"a sapphire display would remain perfectly pure and scratch-free after months of use."
Months? Why not years? Why not forever? If it's as tough as described, and provided it's not actually been dropped and cracked, why would it only stay scratch-free for mere months? I'd expect more after reading about near-diamond hardness...
11. cybertec69 (Posts: 8; Member since: 17 Aug 2014)
I own a few watches with Sapphire glass, they are many years old and are still scratch free, Sapphire is really hard to scratch.
13. Taters (Posts: 2807; Member since: 28 Jan 2013)
Looks like it loses badly in the most important area. Refractive index. Which means Apple needs to add an extra layer of non sapphire to correct the viewing angles and purple fringing of its sapphire camera lenses. Which defeats the purpose of being more drop proof.
Personally I wouldn't give up better value, viewing angles, and less colour shifting for a more scratch proof material. But I don't control the market. Apple and Samsung does.
15. Scott93274 (Posts: 804; Member since: 06 Aug 2013)
Whatever happened to the glass that has almost no reflective properties whatsoever, phone arena did an article on it a while back. That would be something worth getting excited about.

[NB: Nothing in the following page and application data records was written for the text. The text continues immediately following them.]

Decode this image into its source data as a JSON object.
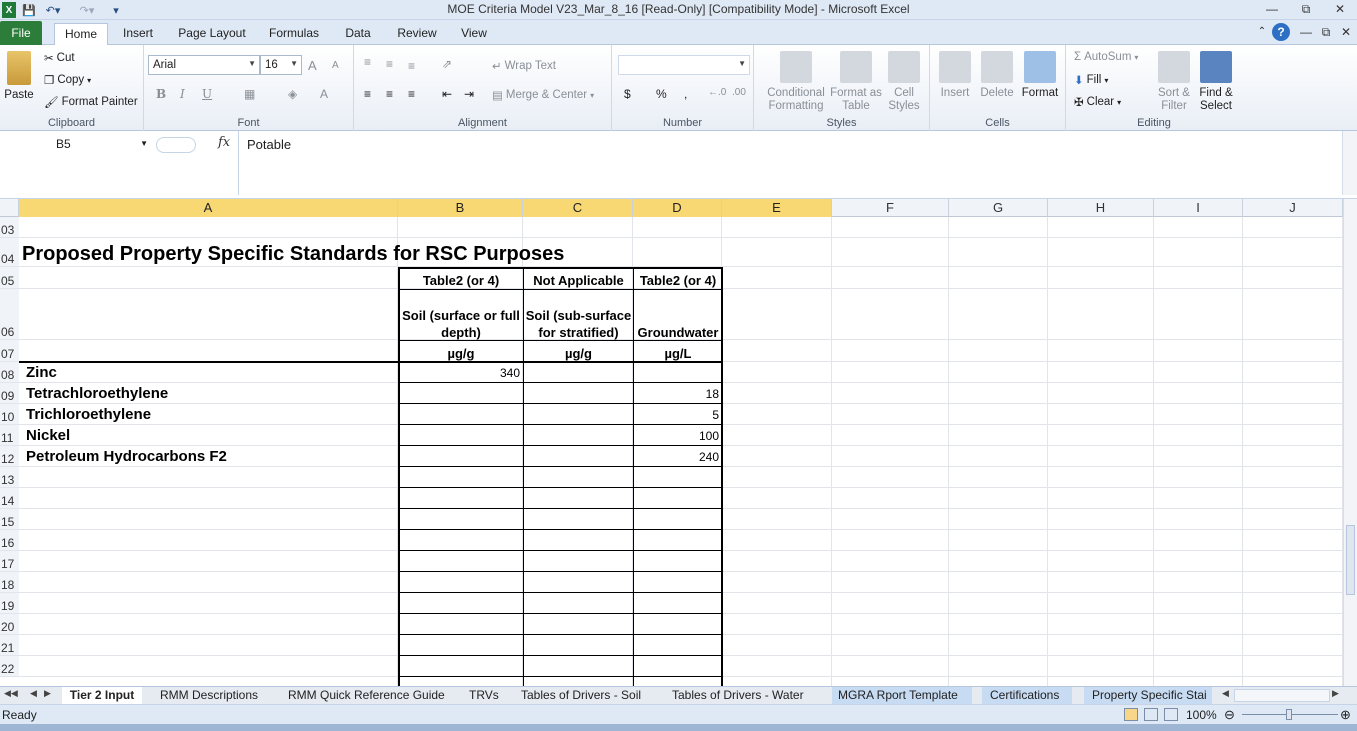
{
  "window": {
    "title": "MOE Criteria Model V23_Mar_8_16  [Read-Only]  [Compatibility Mode]  -  Microsoft Excel"
  },
  "ribbon_tabs": [
    "File",
    "Home",
    "Insert",
    "Page Layout",
    "Formulas",
    "Data",
    "Review",
    "View"
  ],
  "clipboard": {
    "paste": "Paste",
    "cut": "Cut",
    "copy": "Copy",
    "format_painter": "Format Painter",
    "label": "Clipboard"
  },
  "font": {
    "name": "Arial",
    "size": "16",
    "label": "Font",
    "bold": "B",
    "italic": "I",
    "underline": "U",
    "grow": "A",
    "shrink": "A"
  },
  "alignment": {
    "wrap_text": "Wrap Text",
    "merge_center": "Merge & Center",
    "label": "Alignment"
  },
  "number": {
    "format_value": "",
    "currency": "$",
    "percent": "%",
    "comma": ",",
    "label": "Number"
  },
  "styles": {
    "conditional": "Conditional Formatting",
    "format_table": "Format as Table",
    "cell_styles": "Cell Styles",
    "label": "Styles"
  },
  "cells_group": {
    "insert": "Insert",
    "delete": "Delete",
    "format": "Format",
    "label": "Cells"
  },
  "editing": {
    "autosum": "AutoSum",
    "fill": "Fill",
    "clear": "Clear",
    "sort_filter": "Sort & Filter",
    "find_select": "Find & Select",
    "label": "Editing"
  },
  "formula_bar": {
    "name_box": "B5",
    "fx": "fx",
    "value": "Potable"
  },
  "columns": [
    "A",
    "B",
    "C",
    "D",
    "E",
    "F",
    "G",
    "H",
    "I",
    "J"
  ],
  "rows": [
    "03",
    "04",
    "05",
    "06",
    "07",
    "08",
    "09",
    "10",
    "11",
    "12",
    "13",
    "14",
    "15",
    "16",
    "17",
    "18",
    "19",
    "20",
    "21",
    "22"
  ],
  "sheet": {
    "title": "Proposed Property Specific Standards for RSC Purposes",
    "headers": {
      "b5": "Table2 (or 4)",
      "c5": "Not Applicable",
      "d5": "Table2 (or 4)",
      "b6_line1": "Soil (surface or full",
      "b6_line2": "depth)",
      "c6_line1": "Soil (sub-surface",
      "c6_line2": "for stratified)",
      "d6": "Groundwater",
      "b7": "µg/g",
      "c7": "µg/g",
      "d7": "µg/L"
    },
    "data_rows": [
      {
        "name": "Zinc",
        "b": "340",
        "c": "",
        "d": ""
      },
      {
        "name": "Tetrachloroethylene",
        "b": "",
        "c": "",
        "d": "18"
      },
      {
        "name": "Trichloroethylene",
        "b": "",
        "c": "",
        "d": "5"
      },
      {
        "name": "Nickel",
        "b": "",
        "c": "",
        "d": "100"
      },
      {
        "name": "Petroleum Hydrocarbons F2",
        "b": "",
        "c": "",
        "d": "240"
      }
    ]
  },
  "sheet_tabs": [
    "Tier 2 Input",
    "RMM Descriptions",
    "RMM Quick Reference Guide",
    "TRVs",
    "Tables of Drivers - Soil",
    "Tables of Drivers - Water",
    "MGRA Rport Template",
    "Certifications",
    "Property Specific Stai"
  ],
  "status": {
    "ready": "Ready",
    "zoom": "100%"
  }
}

14. itsdeepak4u2000 (Posts: 2562; Member since: 03 Nov 2012)
No thanks, you are costly. GG is best, GG FTW.
18. tyger11 (Posts: 69; Member since: 29 Oct 2012)

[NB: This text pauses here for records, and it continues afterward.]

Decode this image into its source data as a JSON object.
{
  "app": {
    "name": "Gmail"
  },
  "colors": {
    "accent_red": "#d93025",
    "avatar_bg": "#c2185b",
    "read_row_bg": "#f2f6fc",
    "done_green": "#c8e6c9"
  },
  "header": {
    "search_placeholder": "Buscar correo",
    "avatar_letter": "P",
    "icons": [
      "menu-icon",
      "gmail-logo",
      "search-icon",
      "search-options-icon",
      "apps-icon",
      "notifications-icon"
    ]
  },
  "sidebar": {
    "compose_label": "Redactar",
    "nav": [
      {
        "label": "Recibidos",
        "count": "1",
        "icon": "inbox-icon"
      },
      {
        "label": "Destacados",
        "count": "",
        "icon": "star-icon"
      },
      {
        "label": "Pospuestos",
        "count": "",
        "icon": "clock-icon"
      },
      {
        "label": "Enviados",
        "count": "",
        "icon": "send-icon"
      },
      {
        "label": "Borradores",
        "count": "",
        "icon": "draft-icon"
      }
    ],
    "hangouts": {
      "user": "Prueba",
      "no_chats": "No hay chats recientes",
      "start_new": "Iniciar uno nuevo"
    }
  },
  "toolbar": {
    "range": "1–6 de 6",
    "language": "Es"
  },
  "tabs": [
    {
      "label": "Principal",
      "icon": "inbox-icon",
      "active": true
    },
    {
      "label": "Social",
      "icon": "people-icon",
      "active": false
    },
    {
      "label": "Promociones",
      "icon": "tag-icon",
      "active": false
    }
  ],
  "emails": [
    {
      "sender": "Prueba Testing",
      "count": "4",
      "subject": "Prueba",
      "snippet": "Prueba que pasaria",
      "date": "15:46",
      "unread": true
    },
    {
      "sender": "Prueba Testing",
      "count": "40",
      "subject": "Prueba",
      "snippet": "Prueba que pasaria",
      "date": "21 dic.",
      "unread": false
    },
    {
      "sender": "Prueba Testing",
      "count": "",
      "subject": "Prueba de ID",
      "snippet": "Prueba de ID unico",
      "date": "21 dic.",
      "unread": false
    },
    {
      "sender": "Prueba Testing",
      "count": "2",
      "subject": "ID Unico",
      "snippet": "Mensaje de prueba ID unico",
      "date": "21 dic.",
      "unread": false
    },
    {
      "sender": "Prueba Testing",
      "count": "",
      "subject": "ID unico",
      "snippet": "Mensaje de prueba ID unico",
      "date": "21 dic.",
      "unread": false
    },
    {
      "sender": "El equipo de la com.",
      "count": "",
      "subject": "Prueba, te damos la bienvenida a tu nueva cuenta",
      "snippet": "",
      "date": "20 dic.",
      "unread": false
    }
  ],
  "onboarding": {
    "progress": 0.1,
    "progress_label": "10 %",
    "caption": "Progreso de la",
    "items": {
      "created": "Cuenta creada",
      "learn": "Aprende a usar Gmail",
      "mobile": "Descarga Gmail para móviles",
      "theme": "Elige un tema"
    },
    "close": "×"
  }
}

If the rumors are true, and the next generation of Gorilla Glass has the anti-reflective treatment that eliminates 99%+ of reflections, then Sapphire Glass will lose. I've been waiting for this tech to make it into products since the development announcements a few years ago (2 or 3 different teams have developed this tech).

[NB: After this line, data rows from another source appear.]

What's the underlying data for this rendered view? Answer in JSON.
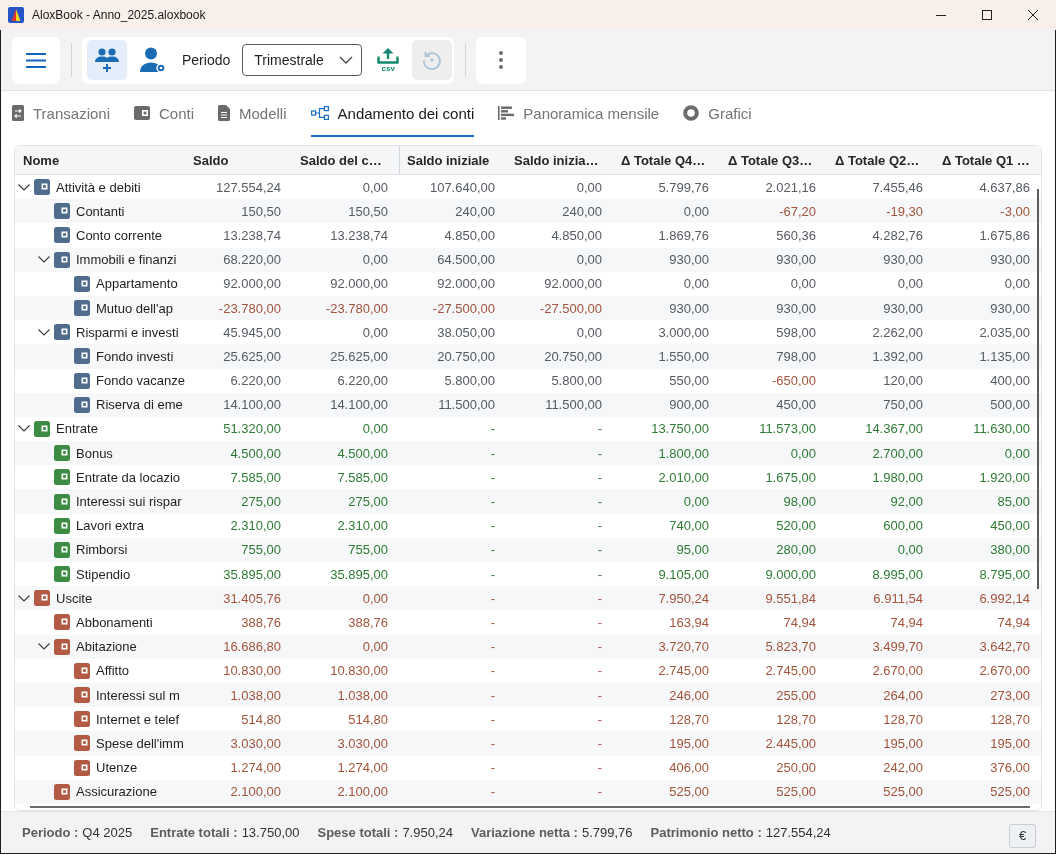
{
  "window": {
    "title": "AloxBook - Anno_2025.aloxbook"
  },
  "toolbar": {
    "add_button": {
      "selected": true
    },
    "profile_button": {
      "selected": false
    },
    "period_label": "Periodo",
    "period": "Trimestrale",
    "export_label": "csv",
    "history_button": {
      "disabled": true
    }
  },
  "tabs": [
    {
      "label": "Transazioni",
      "selected": false
    },
    {
      "label": "Conti",
      "selected": false
    },
    {
      "label": "Modelli",
      "selected": false
    },
    {
      "label": "Andamento dei conti",
      "selected": true
    },
    {
      "label": "Panoramica mensile",
      "selected": false
    },
    {
      "label": "Grafici",
      "selected": false
    }
  ],
  "table": {
    "columns": [
      "Nome",
      "Saldo",
      "Saldo del c…",
      "Saldo iniziale",
      "Saldo inizia…",
      "Δ Totale Q4…",
      "Δ Totale Q3…",
      "Δ Totale Q2…",
      "Δ Totale Q1 …"
    ],
    "rows": [
      {
        "name": "Attività e debiti",
        "kind": "asset",
        "expanded": true,
        "values": [
          "127.554,24",
          "0,00",
          "107.640,00",
          "0,00",
          "5.799,76",
          "2.021,16",
          "7.455,46",
          "4.637,86"
        ],
        "children": [
          {
            "name": "Contanti",
            "values": [
              "150,50",
              "150,50",
              "240,00",
              "240,00",
              "0,00",
              "-67,20",
              "-19,30",
              "-3,00"
            ],
            "negative": [
              false,
              false,
              false,
              false,
              false,
              true,
              true,
              true
            ]
          },
          {
            "name": "Conto corrente",
            "values": [
              "13.238,74",
              "13.238,74",
              "4.850,00",
              "4.850,00",
              "1.869,76",
              "560,36",
              "4.282,76",
              "1.675,86"
            ]
          },
          {
            "name": "Immobili e finanzi",
            "expanded": true,
            "values": [
              "68.220,00",
              "0,00",
              "64.500,00",
              "0,00",
              "930,00",
              "930,00",
              "930,00",
              "930,00"
            ],
            "children": [
              {
                "name": "Appartamento",
                "values": [
                  "92.000,00",
                  "92.000,00",
                  "92.000,00",
                  "92.000,00",
                  "0,00",
                  "0,00",
                  "0,00",
                  "0,00"
                ]
              },
              {
                "name": "Mutuo dell'ap",
                "values": [
                  "-23.780,00",
                  "-23.780,00",
                  "-27.500,00",
                  "-27.500,00",
                  "930,00",
                  "930,00",
                  "930,00",
                  "930,00"
                ],
                "negative": [
                  true,
                  true,
                  true,
                  true,
                  false,
                  false,
                  false,
                  false
                ]
              }
            ]
          },
          {
            "name": "Risparmi e investi",
            "expanded": true,
            "values": [
              "45.945,00",
              "0,00",
              "38.050,00",
              "0,00",
              "3.000,00",
              "598,00",
              "2.262,00",
              "2.035,00"
            ],
            "children": [
              {
                "name": "Fondo investi",
                "values": [
                  "25.625,00",
                  "25.625,00",
                  "20.750,00",
                  "20.750,00",
                  "1.550,00",
                  "798,00",
                  "1.392,00",
                  "1.135,00"
                ]
              },
              {
                "name": "Fondo vacanze",
                "values": [
                  "6.220,00",
                  "6.220,00",
                  "5.800,00",
                  "5.800,00",
                  "550,00",
                  "-650,00",
                  "120,00",
                  "400,00"
                ],
                "negative": [
                  false,
                  false,
                  false,
                  false,
                  false,
                  true,
                  false,
                  false
                ]
              },
              {
                "name": "Riserva di eme",
                "values": [
                  "14.100,00",
                  "14.100,00",
                  "11.500,00",
                  "11.500,00",
                  "900,00",
                  "450,00",
                  "750,00",
                  "500,00"
                ]
              }
            ]
          }
        ]
      },
      {
        "name": "Entrate",
        "kind": "income",
        "expanded": true,
        "values": [
          "51.320,00",
          "0,00",
          "-",
          "-",
          "13.750,00",
          "11.573,00",
          "14.367,00",
          "11.630,00"
        ],
        "children": [
          {
            "name": "Bonus",
            "values": [
              "4.500,00",
              "4.500,00",
              "-",
              "-",
              "1.800,00",
              "0,00",
              "2.700,00",
              "0,00"
            ]
          },
          {
            "name": "Entrate da locazio",
            "values": [
              "7.585,00",
              "7.585,00",
              "-",
              "-",
              "2.010,00",
              "1.675,00",
              "1.980,00",
              "1.920,00"
            ]
          },
          {
            "name": "Interessi sui rispar",
            "values": [
              "275,00",
              "275,00",
              "-",
              "-",
              "0,00",
              "98,00",
              "92,00",
              "85,00"
            ]
          },
          {
            "name": "Lavori extra",
            "values": [
              "2.310,00",
              "2.310,00",
              "-",
              "-",
              "740,00",
              "520,00",
              "600,00",
              "450,00"
            ]
          },
          {
            "name": "Rimborsi",
            "values": [
              "755,00",
              "755,00",
              "-",
              "-",
              "95,00",
              "280,00",
              "0,00",
              "380,00"
            ]
          },
          {
            "name": "Stipendio",
            "values": [
              "35.895,00",
              "35.895,00",
              "-",
              "-",
              "9.105,00",
              "9.000,00",
              "8.995,00",
              "8.795,00"
            ]
          }
        ]
      },
      {
        "name": "Uscite",
        "kind": "expense",
        "expanded": true,
        "values": [
          "31.405,76",
          "0,00",
          "-",
          "-",
          "7.950,24",
          "9.551,84",
          "6.911,54",
          "6.992,14"
        ],
        "children": [
          {
            "name": "Abbonamenti",
            "values": [
              "388,76",
              "388,76",
              "-",
              "-",
              "163,94",
              "74,94",
              "74,94",
              "74,94"
            ]
          },
          {
            "name": "Abitazione",
            "expanded": true,
            "values": [
              "16.686,80",
              "0,00",
              "-",
              "-",
              "3.720,70",
              "5.823,70",
              "3.499,70",
              "3.642,70"
            ],
            "children": [
              {
                "name": "Affitto",
                "values": [
                  "10.830,00",
                  "10.830,00",
                  "-",
                  "-",
                  "2.745,00",
                  "2.745,00",
                  "2.670,00",
                  "2.670,00"
                ]
              },
              {
                "name": "Interessi sul m",
                "values": [
                  "1.038,00",
                  "1.038,00",
                  "-",
                  "-",
                  "246,00",
                  "255,00",
                  "264,00",
                  "273,00"
                ]
              },
              {
                "name": "Internet e telef",
                "values": [
                  "514,80",
                  "514,80",
                  "-",
                  "-",
                  "128,70",
                  "128,70",
                  "128,70",
                  "128,70"
                ]
              },
              {
                "name": "Spese dell'imm",
                "values": [
                  "3.030,00",
                  "3.030,00",
                  "-",
                  "-",
                  "195,00",
                  "2.445,00",
                  "195,00",
                  "195,00"
                ]
              },
              {
                "name": "Utenze",
                "values": [
                  "1.274,00",
                  "1.274,00",
                  "-",
                  "-",
                  "406,00",
                  "250,00",
                  "242,00",
                  "376,00"
                ]
              }
            ]
          },
          {
            "name": "Assicurazione",
            "values": [
              "2.100,00",
              "2.100,00",
              "-",
              "-",
              "525,00",
              "525,00",
              "525,00",
              "525,00"
            ]
          }
        ]
      }
    ]
  },
  "status_bar": {
    "items": [
      {
        "label": "Periodo :",
        "value": "Q4 2025"
      },
      {
        "label": "Entrate totali :",
        "value": "13.750,00"
      },
      {
        "label": "Spese totali :",
        "value": "7.950,24"
      },
      {
        "label": "Variazione netta :",
        "value": "5.799,76"
      },
      {
        "label": "Patrimonio netto :",
        "value": "127.554,24"
      }
    ],
    "currency_button": "€"
  }
}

19. newuser1 (Posts: 102; Member since: 10 Dec 2010)
It prevent scratch but if you drop the phone. I will still break.
24. avalon2105 (Posts: 71; Member since: 12 Jul 2014)
Still would choose Gorilla Glass over it. My G2 with second generation GG is still spotless, no scratches whatsoever and even more importantly (for my OCD) easy to clean. What I would like to see in next gen GG is shatter-proofing like in Dragontrail glass. Sony is using it and I can say that it works. Had my Xperia S drop on hard ceramic tiles a lot of times and the screen never got damaged, let alone shattered. And also better oleophobic coating for people who want to keep their screen always clean.
26. gigaraga (Posts: 848; Member since: 29 Mar 2013)
Sapphire Glass should be the next innovation. Although smartphone prices would skyrocket. That means iPhone 6 going to double...the price?!?!
27. Af1rPA (Posts: 34; Member since: 12 Jun 2014)
That graph of the "Knoop Hardness" doesn't shows Apples synthetic Saphire glass which will probably only have a hardness of about 7? Still better than GG.
28. a_tumiwa (Posts: 259; Member since: 16 Mar 2012)
it's good if it is better, just dont increase the price of phone to customer
29. parthoman (Posts: 73; Member since: 18 Aug 2014)
now are the supporters of apple gonna get a longer and bigger iphone made of sapphire glass ?
are they creating a phone or a weapon?
like come here android fella " imma cut ya phone with my sapphire phone , aka iphone, aka beats phone , aka...."
corning gorilla glass or other glasses are okay , if apple could do anything is change the form factor of its phone or make something innovative or what they call revolutionary.
and after burning the hell out of those furnances they will show the neatly designed green leaf ad in their site and solar panels " yes we are nature friendly ..."
30. Looser99 (Posts: 46; Member since: 10 Nov 2013)
The comparison made with using gorilla glass 3 or just gorilla glass ? I always thought gorilla glass was tougher and more scratch resistant then dragontrail glass because dragontrail is used by Sony so far(as far as i know) whereas gorilla glass is used by most smartphone manufacturers in the world. Maybe i was wrong and i gotta warm up to the dragontrail glass according to these property comparison results. Gorilla glass is inferior to the dragontrail glass in every property aspect. Great choice going with the dragontrail glass Sony...
31. DaMaster (Posts: 20; Member since: 28 Apr 2014)
Awesome , RIP Gorilla . They made their millions